Propaganda discipline 宣传纪律

According to the CCP’s Party constitution: “The Party’s publications must, without condition, publicize the Party line, course, policy, and political views. On highly political matters of policy and theory on which the Party has already passed down decisions, Party members may express their own opinions according to accepted organizational procedures. However, under no circumstances may they make statements against the policy decisions of the Party, whether through publications, broadcasts or other public means. Nor may they disseminate among the public any opinions contrary to the Party line, course, policy or political views. This is the Party discipline”. The Propaganda Bureau may at various times send down varying editions of “propaganda discipline.” Moreover, various media organizations may also set down their own “propaganda discipline.” Generally speaking, “violations of discipline” include “opposing the Four Basic Principles” (of Deng Xiaoping ), “opposing the basic theory, course and creed of the Chinese Communist Party,” “opposing major policies of the Party and the nation,” “endangering national unity, sovereignty and territorial integrity,” “fomenting hostilities against the government, upsetting social order and destroying social stability,” “Broadcasting political rumors, insults or defamation, or smearing the reputation of the Party, the nation or its leaders,” “propagating cult practices,” “revealing [State] secrets,” “reporting news of floods, epidemics, earthquakes or nuclear incidents in violation of regulations,” etc.

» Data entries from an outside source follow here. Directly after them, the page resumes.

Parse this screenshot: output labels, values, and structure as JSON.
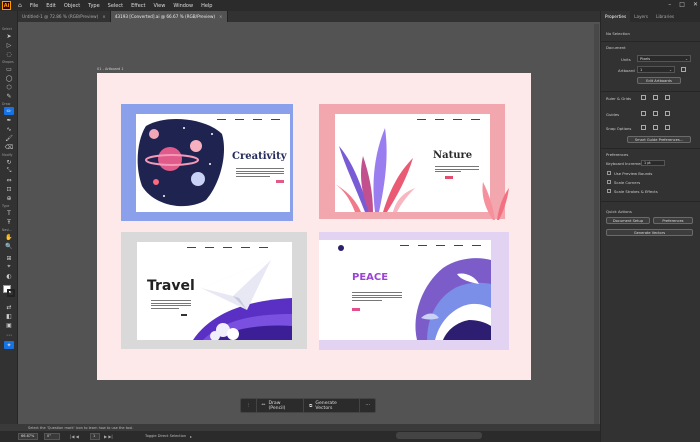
{
  "menubar": {
    "logo": "Ai",
    "items": [
      "File",
      "Edit",
      "Object",
      "Type",
      "Select",
      "Effect",
      "View",
      "Window",
      "Help"
    ]
  },
  "tabs": [
    {
      "label": "Untitled-1 @ 72.86 % (RGB/Preview)",
      "active": false
    },
    {
      "label": "43193 [Converted].ai @ 66.67 % (RGB/Preview)",
      "active": true
    }
  ],
  "toolbar_sections": [
    "Select",
    "Shapes",
    "Draw",
    "Modify",
    "Type",
    "Navi..."
  ],
  "artboard": {
    "label": "01 - Artboard 1"
  },
  "cards": {
    "creativity": {
      "title": "Creativity"
    },
    "nature": {
      "title": "Nature"
    },
    "travel": {
      "title": "Travel"
    },
    "peace": {
      "title": "PEACE"
    }
  },
  "right_panel": {
    "tabs": [
      "Properties",
      "Layers",
      "Libraries"
    ],
    "no_selection": "No Selection",
    "document_label": "Document",
    "units_label": "Units",
    "units_value": "Pixels",
    "artboard_label": "Artboard",
    "artboard_value": "1",
    "edit_artboards": "Edit Artboards",
    "ruler_grids": "Ruler & Grids",
    "guides": "Guides",
    "snap_options": "Snap Options",
    "smart_guides": "Smart Guide Preferences...",
    "preferences": "Preferences",
    "keyboard_increment_label": "Keyboard Increment:",
    "keyboard_increment_value": "1 pt",
    "check_preview_bounds": "Use Preview Bounds",
    "check_scale_corners": "Scale Corners",
    "check_scale_strokes": "Scale Strokes & Effects",
    "quick_actions": "Quick Actions",
    "document_setup": "Document Setup",
    "preferences_btn": "Preferences",
    "generate_vectors": "Generate Vectors"
  },
  "context_bar": {
    "draw": "Draw (Pencil)",
    "generate": "Generate Vectors"
  },
  "status": {
    "zoom": "66.67%",
    "rotation": "0°",
    "page": "1",
    "mode": "Toggle Direct Selection",
    "tip": "Select the 'Question mark' icon to learn how to use the tool."
  }
}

Those found to “violate discipline” are referred to the Central Disciplinary Committee and various administrative units the according to the specific nature of their crimes (See notice: “Regulations on Punishment of Violators of Propaganda Discipline at Television and Broadcast Organizations,” issued by the State Administration of Radio Film & Television, 2002) [国家广电总局印发《广播电视播出机构工作人员违反宣传纪律处分处理暂行规定》的通知 广发纪字[2002]423号].

David Bandurski

Now director of the CMP, leading the project’s research and partnerships, David joined the team in 2004 after completing his master’s degree at Northwestern University’s Medill School of Journalism. He is currently an honorary lecturer at the Journalism and Media Studies Centre. He is the author of Dragons in Diamond Village (Penguin/Melville House), a book of reportage about urbanization and social activism in China, and co-editor of Investigative Journalism in China (HKU Press).